■ MATERIAL PROVIDED ■
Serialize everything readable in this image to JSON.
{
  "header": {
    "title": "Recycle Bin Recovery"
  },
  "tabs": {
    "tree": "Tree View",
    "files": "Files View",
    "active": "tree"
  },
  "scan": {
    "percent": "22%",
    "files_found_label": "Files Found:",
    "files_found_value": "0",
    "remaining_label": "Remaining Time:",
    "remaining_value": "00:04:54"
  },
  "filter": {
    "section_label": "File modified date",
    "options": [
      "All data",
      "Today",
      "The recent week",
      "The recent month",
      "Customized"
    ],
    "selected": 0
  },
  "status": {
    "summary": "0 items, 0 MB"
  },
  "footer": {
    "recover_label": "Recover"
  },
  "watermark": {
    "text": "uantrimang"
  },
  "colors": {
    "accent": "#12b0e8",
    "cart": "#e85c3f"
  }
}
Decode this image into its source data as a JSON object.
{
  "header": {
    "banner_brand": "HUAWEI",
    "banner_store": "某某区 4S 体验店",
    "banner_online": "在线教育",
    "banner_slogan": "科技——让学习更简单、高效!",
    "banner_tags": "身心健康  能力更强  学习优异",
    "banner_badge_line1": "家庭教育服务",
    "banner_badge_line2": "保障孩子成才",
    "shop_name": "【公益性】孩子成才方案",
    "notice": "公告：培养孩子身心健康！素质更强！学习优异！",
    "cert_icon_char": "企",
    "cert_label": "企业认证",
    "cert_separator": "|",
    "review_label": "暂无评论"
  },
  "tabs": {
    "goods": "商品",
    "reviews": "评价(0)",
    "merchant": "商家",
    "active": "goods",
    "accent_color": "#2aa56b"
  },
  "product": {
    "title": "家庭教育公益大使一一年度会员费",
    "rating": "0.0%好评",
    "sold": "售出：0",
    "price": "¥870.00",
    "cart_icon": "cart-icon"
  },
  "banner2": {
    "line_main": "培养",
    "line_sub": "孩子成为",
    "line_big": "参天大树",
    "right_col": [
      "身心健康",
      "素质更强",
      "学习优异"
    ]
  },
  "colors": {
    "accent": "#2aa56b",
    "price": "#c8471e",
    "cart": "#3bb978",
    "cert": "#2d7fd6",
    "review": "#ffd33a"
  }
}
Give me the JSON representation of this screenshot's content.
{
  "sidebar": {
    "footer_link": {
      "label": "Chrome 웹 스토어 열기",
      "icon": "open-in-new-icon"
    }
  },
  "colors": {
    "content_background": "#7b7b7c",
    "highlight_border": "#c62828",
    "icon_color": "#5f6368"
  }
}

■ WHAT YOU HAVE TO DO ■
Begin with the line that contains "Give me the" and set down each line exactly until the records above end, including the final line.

■ SOLUTION FOR THIS TASK ■
Give me the JSON representation of this screenshot's content.
{
  "sidebar": {
    "footer_link": {
      "label": "Chrome 웹 스토어 열기",
      "icon": "open-in-new-icon"
    }
  },
  "colors": {
    "content_background": "#7b7b7c",
    "highlight_border": "#c62828",
    "icon_color": "#5f6368"
  }
}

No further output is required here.